I have felt so financially trapped these past few years. Our savings were dismal, the bills kept coming in, and I often turned to God to complain only to quickly turn away because I was ashamed I wasn’t giving more to the Kingdom.

And then I heard these words from a congregant one day, “Sarah, I always give to God first. Not last, but first. And I don’t worry if the money will be there for bills or at the end of the month. Because God will provide. God always provides.”

Those words broke my chains. Those words reminded me that God honors my gifts, whatever it is, and God can do great things with what we might consider the smallest of offerings.
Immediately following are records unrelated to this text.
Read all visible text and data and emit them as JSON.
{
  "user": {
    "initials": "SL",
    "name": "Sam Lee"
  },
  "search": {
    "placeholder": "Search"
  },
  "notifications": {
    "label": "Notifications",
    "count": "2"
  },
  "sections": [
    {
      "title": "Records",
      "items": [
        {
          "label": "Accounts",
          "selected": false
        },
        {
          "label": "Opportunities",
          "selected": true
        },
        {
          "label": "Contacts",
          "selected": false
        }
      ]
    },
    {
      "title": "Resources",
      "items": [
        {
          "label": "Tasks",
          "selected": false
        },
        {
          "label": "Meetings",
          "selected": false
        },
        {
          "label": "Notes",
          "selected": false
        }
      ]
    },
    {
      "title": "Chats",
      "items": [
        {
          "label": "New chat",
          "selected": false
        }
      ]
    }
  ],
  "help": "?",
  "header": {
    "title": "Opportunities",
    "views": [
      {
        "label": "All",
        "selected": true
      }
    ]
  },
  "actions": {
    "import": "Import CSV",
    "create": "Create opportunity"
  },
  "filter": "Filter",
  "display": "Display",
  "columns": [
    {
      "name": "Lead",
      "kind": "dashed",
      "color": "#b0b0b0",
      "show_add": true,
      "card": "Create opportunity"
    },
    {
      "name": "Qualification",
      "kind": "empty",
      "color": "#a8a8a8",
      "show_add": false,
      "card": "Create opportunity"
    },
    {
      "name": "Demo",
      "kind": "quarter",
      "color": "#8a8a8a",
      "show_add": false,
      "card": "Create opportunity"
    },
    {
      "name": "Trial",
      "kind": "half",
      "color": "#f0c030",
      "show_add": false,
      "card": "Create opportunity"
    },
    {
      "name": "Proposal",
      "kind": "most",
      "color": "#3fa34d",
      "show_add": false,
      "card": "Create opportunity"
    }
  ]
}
God assured me that growth in my spiritual and financial maturity included growth in managing my personal finances, paying off debt, not adding new debt, and budgeting. Doing so frees me and frees up more funds that can be given to the glory of God’s Kingdom.

Andrew and I are slowly but surely coming out of our debt. We are moving towards the Promised Land of financial security and spiritual maturity. We are more able to support the churches we serve, support other charities and initiatives close to our hearts, bolster our own savings, and seek a simplistic life. It is not something that happened over night. We have been working towards “this day” for a while and will continue working for many many more years. We have God as our companion. We know God celebrates our financial successes while challenging us to constantly evaluate how God is calling us to alter the management of our resources that we will be better stewards in the Kingdom.

Whatever we give – I give, you give, we give – God honors as God knows our circumstances and God knows our hearts. Let us not become comfortable in our giving but seek the ways in which God challenges us to stretch and give in new ways.

Our Scripture tells us, “Whoever can be trusted with very little can also be trusted with much” (Lk 16:10). God has trusted each of us with a small portion of God’s Kingdom. Do we, will we trust that in returning that portion to God that God will provide and make those riches fruitful and multiply?

Prayer: Create in me a pure heart, O God, and renew a steadfast spirit within me. Do not cast me from your presence or take your Holy Spirit from me. Restore to me the joy of your salvation and grant me a willing spirit, to sustain me…Open my lips, Lord, and my mouth will declare your praise. You do not delight in sacrifice, or I would bring it; you do not take pleasure in burnt offerings. My sacrifice, O God, is a broken spirit; a broken and contrite heart you, God, will not despise. Search me, God, and know my heart; test me and know my anxious thoughts. See if there is any offensive way in me, and lead me in the way everlasting.  Amen. (From Psalm 51:10-12, 15-17; 139:23-24)